- **INSTRUCTIONS TO FOLLOW**: Each record that follows should be duplicated exactly, except for its pictures.

(GIVEN INFORMATION Opens)

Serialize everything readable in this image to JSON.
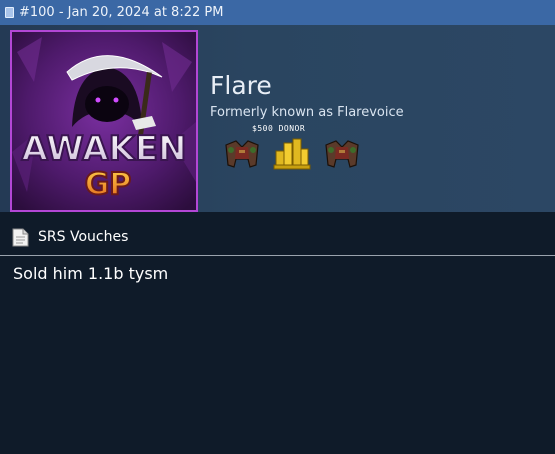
{
  "post": {
    "header": "#100 - Jan 20, 2024 at 8:22 PM"
  },
  "user": {
    "avatar_text_line1": "AWAKEN",
    "avatar_text_line2": "GP",
    "name": "Flare",
    "formerly": "Formerly known as Flarevoice",
    "donor_label": "$500 DONOR",
    "badges": [
      "goblin-mail-icon",
      "gold-coins-icon",
      "goblin-mail-icon"
    ]
  },
  "section": {
    "title": "SRS Vouches"
  },
  "message": {
    "text": "Sold him 1.1b tysm"
  },
  "colors": {
    "topbar": "#3b68a5",
    "profile_bg": "#2a4560",
    "page_bg": "#0f1b29",
    "avatar_border": "#b347d6"
  }
}
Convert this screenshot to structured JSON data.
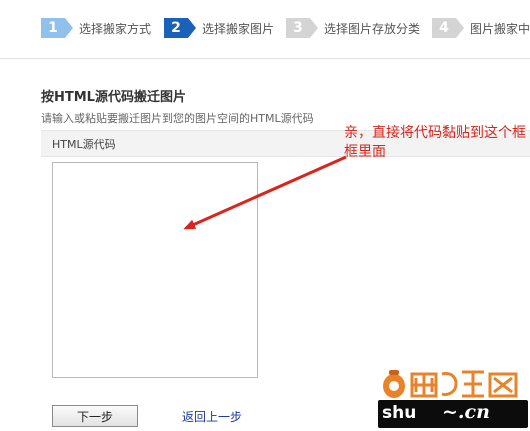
{
  "steps": [
    {
      "number": "1",
      "label": "选择搬家方式",
      "state": "done"
    },
    {
      "number": "2",
      "label": "选择搬家图片",
      "state": "active"
    },
    {
      "number": "3",
      "label": "选择图片存放分类",
      "state": "todo"
    },
    {
      "number": "4",
      "label": "图片搬家中",
      "state": "todo"
    }
  ],
  "section": {
    "title": "按HTML源代码搬迁图片",
    "hint": "请输入或粘贴要搬迁图片到您的图片空间的HTML源代码",
    "field_label": "HTML源代码",
    "textarea_value": ""
  },
  "actions": {
    "next_label": "下一步",
    "back_label": "返回上一步"
  },
  "annotation": {
    "text": "亲，直接将代码黏贴到这个框框里面",
    "color": "#d9261c"
  },
  "colors": {
    "step_done": "#8fc1ec",
    "step_active": "#1a62b9",
    "step_todo": "#d4d4d4",
    "link": "#1a3a9c"
  }
}
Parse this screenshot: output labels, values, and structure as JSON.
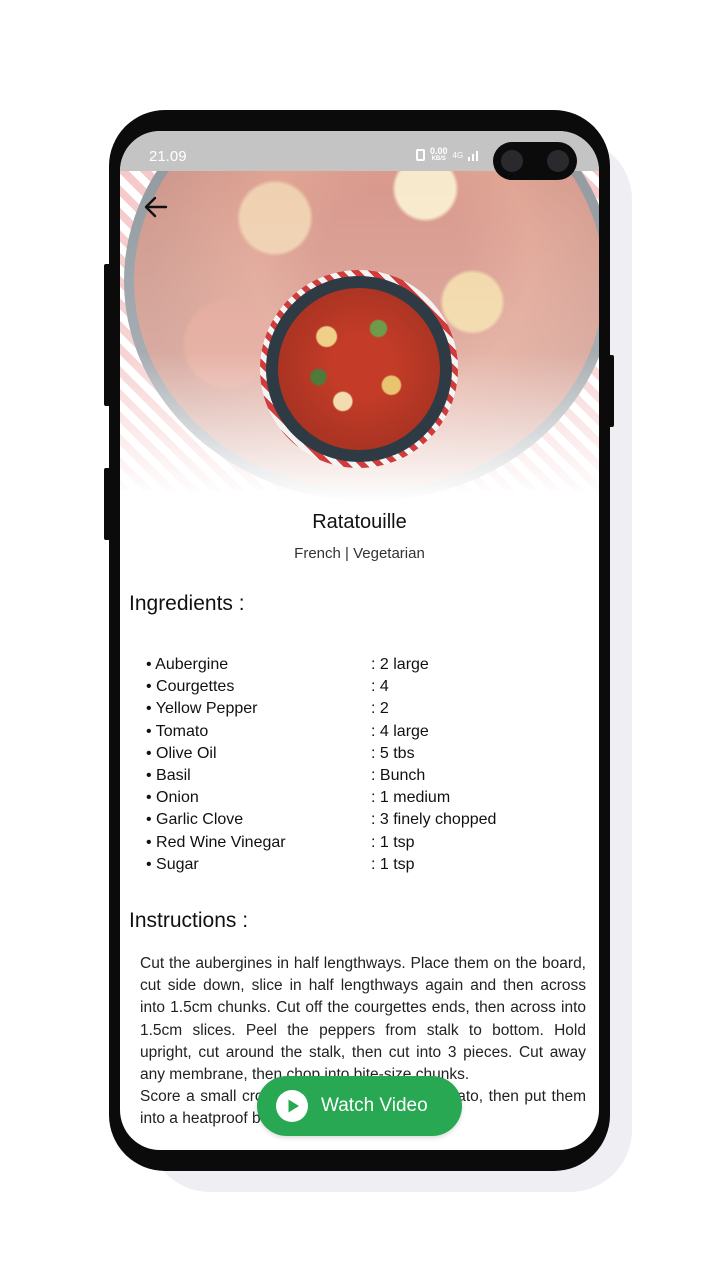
{
  "status_bar": {
    "time": "21.09",
    "speed": "0.00",
    "speed_unit": "KB/S",
    "network": "4G"
  },
  "recipe": {
    "title": "Ratatouille",
    "subtitle": "French | Vegetarian"
  },
  "ingredients": {
    "heading": "Ingredients :",
    "items": [
      {
        "name": "Aubergine",
        "qty": ": 2 large"
      },
      {
        "name": "Courgettes",
        "qty": ": 4"
      },
      {
        "name": "Yellow Pepper",
        "qty": ": 2"
      },
      {
        "name": "Tomato",
        "qty": ": 4 large"
      },
      {
        "name": "Olive Oil",
        "qty": ": 5 tbs"
      },
      {
        "name": "Basil",
        "qty": ": Bunch"
      },
      {
        "name": "Onion",
        "qty": ": 1 medium"
      },
      {
        "name": "Garlic Clove",
        "qty": ": 3 finely chopped"
      },
      {
        "name": "Red Wine Vinegar",
        "qty": ": 1 tsp"
      },
      {
        "name": "Sugar",
        "qty": ": 1 tsp"
      }
    ]
  },
  "instructions": {
    "heading": "Instructions :",
    "para1": "Cut the aubergines in half lengthways. Place them on the board, cut side down, slice in half lengthways again and then across into 1.5cm chunks. Cut off the courgettes ends, then across into 1.5cm slices. Peel the peppers from stalk to bottom. Hold upright, cut around the stalk, then cut into 3 pieces. Cut away any membrane, then chop into bite-size chunks.",
    "para2": "Score a small cross on the base of each tomato, then put them into a heatproof bowl. Pour boiling water over"
  },
  "actions": {
    "watch_video": "Watch Video"
  }
}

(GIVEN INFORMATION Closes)

- **RESULT OF THE TASK**:
Serialize everything readable in this image to JSON.
{
  "post": {
    "header": "#100 - Jan 20, 2024 at 8:22 PM"
  },
  "user": {
    "avatar_text_line1": "AWAKEN",
    "avatar_text_line2": "GP",
    "name": "Flare",
    "formerly": "Formerly known as Flarevoice",
    "donor_label": "$500 DONOR",
    "badges": [
      "goblin-mail-icon",
      "gold-coins-icon",
      "goblin-mail-icon"
    ]
  },
  "section": {
    "title": "SRS Vouches"
  },
  "message": {
    "text": "Sold him 1.1b tysm"
  },
  "colors": {
    "topbar": "#3b68a5",
    "profile_bg": "#2a4560",
    "page_bg": "#0f1b29",
    "avatar_border": "#b347d6"
  }
}
Convert this screenshot to structured JSON data.
{
  "steps": [
    {
      "number": "1",
      "label": "选择搬家方式",
      "state": "done"
    },
    {
      "number": "2",
      "label": "选择搬家图片",
      "state": "active"
    },
    {
      "number": "3",
      "label": "选择图片存放分类",
      "state": "todo"
    },
    {
      "number": "4",
      "label": "图片搬家中",
      "state": "todo"
    }
  ],
  "section": {
    "title": "按HTML源代码搬迁图片",
    "hint": "请输入或粘贴要搬迁图片到您的图片空间的HTML源代码",
    "field_label": "HTML源代码",
    "textarea_value": ""
  },
  "actions": {
    "next_label": "下一步",
    "back_label": "返回上一步"
  },
  "annotation": {
    "text": "亲，直接将代码黏贴到这个框框里面",
    "color": "#d9261c"
  },
  "colors": {
    "step_done": "#8fc1ec",
    "step_active": "#1a62b9",
    "step_todo": "#d4d4d4",
    "link": "#1a3a9c"
  }
}
Parse this screenshot: output labels, values, and structure as JSON.
{
  "status_bar": {
    "time": "21.09",
    "speed": "0.00",
    "speed_unit": "KB/S",
    "network": "4G"
  },
  "recipe": {
    "title": "Ratatouille",
    "subtitle": "French | Vegetarian"
  },
  "ingredients": {
    "heading": "Ingredients :",
    "items": [
      {
        "name": "Aubergine",
        "qty": ": 2 large"
      },
      {
        "name": "Courgettes",
        "qty": ": 4"
      },
      {
        "name": "Yellow Pepper",
        "qty": ": 2"
      },
      {
        "name": "Tomato",
        "qty": ": 4 large"
      },
      {
        "name": "Olive Oil",
        "qty": ": 5 tbs"
      },
      {
        "name": "Basil",
        "qty": ": Bunch"
      },
      {
        "name": "Onion",
        "qty": ": 1 medium"
      },
      {
        "name": "Garlic Clove",
        "qty": ": 3 finely chopped"
      },
      {
        "name": "Red Wine Vinegar",
        "qty": ": 1 tsp"
      },
      {
        "name": "Sugar",
        "qty": ": 1 tsp"
      }
    ]
  },
  "instructions": {
    "heading": "Instructions :",
    "para1": "Cut the aubergines in half lengthways. Place them on the board, cut side down, slice in half lengthways again and then across into 1.5cm chunks. Cut off the courgettes ends, then across into 1.5cm slices. Peel the peppers from stalk to bottom. Hold upright, cut around the stalk, then cut into 3 pieces. Cut away any membrane, then chop into bite-size chunks.",
    "para2": "Score a small cross on the base of each tomato, then put them into a heatproof bowl. Pour boiling water over"
  },
  "actions": {
    "watch_video": "Watch Video"
  }
}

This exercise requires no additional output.